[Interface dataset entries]
▽
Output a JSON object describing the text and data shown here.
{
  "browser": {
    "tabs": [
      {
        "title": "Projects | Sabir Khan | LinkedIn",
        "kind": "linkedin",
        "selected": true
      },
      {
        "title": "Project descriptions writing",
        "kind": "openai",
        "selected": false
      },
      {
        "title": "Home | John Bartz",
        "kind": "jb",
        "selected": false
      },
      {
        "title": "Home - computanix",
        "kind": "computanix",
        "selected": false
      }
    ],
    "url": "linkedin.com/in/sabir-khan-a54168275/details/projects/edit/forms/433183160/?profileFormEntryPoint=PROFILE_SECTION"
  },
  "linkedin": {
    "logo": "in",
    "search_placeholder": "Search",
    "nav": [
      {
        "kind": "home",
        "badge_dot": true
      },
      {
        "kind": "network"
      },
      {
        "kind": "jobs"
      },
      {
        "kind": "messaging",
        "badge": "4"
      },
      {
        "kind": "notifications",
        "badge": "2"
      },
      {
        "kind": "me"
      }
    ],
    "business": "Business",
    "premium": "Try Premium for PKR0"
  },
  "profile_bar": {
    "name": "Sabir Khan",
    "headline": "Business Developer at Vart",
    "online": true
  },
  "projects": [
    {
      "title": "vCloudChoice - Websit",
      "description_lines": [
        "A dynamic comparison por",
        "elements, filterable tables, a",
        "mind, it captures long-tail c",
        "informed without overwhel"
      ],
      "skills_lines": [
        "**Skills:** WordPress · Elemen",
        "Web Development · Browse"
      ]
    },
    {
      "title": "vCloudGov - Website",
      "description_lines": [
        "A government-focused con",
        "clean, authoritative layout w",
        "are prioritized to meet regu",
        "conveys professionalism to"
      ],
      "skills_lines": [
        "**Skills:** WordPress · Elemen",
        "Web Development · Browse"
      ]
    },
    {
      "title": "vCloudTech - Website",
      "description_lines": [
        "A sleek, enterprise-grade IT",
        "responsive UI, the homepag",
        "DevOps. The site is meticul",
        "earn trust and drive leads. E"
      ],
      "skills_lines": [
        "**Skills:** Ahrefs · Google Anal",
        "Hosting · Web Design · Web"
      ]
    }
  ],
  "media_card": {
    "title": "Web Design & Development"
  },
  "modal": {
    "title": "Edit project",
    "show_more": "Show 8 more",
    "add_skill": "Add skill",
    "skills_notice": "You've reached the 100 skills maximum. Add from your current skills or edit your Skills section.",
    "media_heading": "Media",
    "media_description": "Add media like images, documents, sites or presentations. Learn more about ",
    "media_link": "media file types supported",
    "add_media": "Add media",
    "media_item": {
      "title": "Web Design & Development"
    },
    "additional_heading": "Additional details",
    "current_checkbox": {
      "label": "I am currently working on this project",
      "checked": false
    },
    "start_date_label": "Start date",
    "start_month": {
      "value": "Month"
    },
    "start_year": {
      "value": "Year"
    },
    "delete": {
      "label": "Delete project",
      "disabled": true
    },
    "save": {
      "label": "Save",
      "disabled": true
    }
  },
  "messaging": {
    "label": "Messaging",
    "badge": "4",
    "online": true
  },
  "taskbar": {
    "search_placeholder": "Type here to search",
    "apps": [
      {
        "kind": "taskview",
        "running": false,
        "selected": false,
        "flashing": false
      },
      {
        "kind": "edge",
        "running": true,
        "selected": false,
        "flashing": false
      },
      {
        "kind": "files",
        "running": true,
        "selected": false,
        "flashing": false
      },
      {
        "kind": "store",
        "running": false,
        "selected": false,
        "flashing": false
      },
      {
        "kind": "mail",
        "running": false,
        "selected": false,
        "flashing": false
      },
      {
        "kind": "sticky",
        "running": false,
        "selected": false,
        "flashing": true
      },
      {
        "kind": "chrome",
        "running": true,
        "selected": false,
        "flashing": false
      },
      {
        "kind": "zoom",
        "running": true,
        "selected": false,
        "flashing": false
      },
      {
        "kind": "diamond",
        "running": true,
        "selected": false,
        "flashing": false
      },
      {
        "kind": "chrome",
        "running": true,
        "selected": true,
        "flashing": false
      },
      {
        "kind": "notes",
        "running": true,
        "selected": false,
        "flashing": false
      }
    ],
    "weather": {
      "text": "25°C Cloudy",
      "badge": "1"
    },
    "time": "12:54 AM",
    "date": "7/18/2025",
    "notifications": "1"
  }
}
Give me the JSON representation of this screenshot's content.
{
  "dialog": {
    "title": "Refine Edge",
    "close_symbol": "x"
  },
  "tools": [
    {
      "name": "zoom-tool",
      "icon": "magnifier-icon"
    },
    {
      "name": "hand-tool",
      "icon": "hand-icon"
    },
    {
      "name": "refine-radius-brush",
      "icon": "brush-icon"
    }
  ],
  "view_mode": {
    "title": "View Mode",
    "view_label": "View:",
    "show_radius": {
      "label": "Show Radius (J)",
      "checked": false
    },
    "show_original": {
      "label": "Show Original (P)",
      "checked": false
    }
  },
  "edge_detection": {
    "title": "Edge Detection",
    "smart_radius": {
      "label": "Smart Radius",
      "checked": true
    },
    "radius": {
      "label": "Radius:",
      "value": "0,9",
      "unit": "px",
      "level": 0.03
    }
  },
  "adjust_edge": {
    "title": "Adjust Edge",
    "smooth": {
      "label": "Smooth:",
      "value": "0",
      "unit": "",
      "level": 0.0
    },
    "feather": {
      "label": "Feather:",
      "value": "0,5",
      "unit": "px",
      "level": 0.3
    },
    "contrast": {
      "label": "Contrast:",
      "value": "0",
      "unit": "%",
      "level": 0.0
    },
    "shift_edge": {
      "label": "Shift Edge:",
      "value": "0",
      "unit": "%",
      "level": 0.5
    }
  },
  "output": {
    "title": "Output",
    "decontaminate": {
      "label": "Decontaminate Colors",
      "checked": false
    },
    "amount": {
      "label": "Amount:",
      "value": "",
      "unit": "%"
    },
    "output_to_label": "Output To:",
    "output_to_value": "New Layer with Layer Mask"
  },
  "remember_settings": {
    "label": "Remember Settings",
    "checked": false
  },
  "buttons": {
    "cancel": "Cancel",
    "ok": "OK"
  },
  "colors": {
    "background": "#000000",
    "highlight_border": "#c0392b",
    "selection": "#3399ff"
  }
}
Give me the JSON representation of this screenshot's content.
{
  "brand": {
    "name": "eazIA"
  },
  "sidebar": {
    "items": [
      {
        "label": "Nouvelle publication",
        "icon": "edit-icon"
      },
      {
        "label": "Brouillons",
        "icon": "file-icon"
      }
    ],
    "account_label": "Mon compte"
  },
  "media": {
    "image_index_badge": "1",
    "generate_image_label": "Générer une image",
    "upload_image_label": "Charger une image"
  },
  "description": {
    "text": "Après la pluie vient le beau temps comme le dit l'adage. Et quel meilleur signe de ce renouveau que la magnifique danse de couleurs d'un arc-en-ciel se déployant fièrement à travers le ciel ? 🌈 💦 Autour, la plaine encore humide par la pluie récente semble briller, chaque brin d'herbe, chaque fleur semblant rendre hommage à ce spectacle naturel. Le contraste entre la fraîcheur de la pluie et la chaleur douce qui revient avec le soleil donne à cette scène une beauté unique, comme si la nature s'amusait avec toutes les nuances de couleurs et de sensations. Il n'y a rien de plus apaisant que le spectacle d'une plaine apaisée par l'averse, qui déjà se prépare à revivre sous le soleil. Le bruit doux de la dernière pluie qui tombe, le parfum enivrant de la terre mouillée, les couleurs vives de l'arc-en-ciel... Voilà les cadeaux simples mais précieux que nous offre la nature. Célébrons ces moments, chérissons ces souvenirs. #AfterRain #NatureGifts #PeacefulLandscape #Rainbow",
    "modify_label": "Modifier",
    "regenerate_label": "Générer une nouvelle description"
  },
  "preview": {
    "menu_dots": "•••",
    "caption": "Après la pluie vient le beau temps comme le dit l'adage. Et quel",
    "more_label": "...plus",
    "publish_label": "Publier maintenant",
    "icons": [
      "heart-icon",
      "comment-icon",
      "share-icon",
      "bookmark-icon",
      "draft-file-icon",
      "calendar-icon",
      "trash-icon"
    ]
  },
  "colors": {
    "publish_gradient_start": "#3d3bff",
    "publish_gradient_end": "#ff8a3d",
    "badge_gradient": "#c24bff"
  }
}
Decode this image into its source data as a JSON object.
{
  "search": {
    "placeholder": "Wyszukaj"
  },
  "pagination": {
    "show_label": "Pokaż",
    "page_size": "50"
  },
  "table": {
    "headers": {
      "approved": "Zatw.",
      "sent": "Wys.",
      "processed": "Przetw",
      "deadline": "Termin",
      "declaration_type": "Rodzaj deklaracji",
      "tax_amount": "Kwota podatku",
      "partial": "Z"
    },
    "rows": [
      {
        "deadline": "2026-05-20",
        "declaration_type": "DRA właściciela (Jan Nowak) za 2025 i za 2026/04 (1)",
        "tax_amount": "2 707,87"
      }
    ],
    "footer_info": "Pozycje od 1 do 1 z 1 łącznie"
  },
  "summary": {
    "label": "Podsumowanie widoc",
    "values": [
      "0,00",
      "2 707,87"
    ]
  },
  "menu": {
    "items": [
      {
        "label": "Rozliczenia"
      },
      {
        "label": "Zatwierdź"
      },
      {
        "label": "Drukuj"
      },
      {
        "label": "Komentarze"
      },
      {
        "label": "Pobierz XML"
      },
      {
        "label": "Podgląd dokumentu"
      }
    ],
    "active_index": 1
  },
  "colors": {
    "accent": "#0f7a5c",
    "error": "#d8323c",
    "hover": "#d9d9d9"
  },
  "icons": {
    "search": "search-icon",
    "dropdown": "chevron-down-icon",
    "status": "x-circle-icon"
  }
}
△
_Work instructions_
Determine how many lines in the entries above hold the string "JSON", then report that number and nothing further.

_Final answer_
4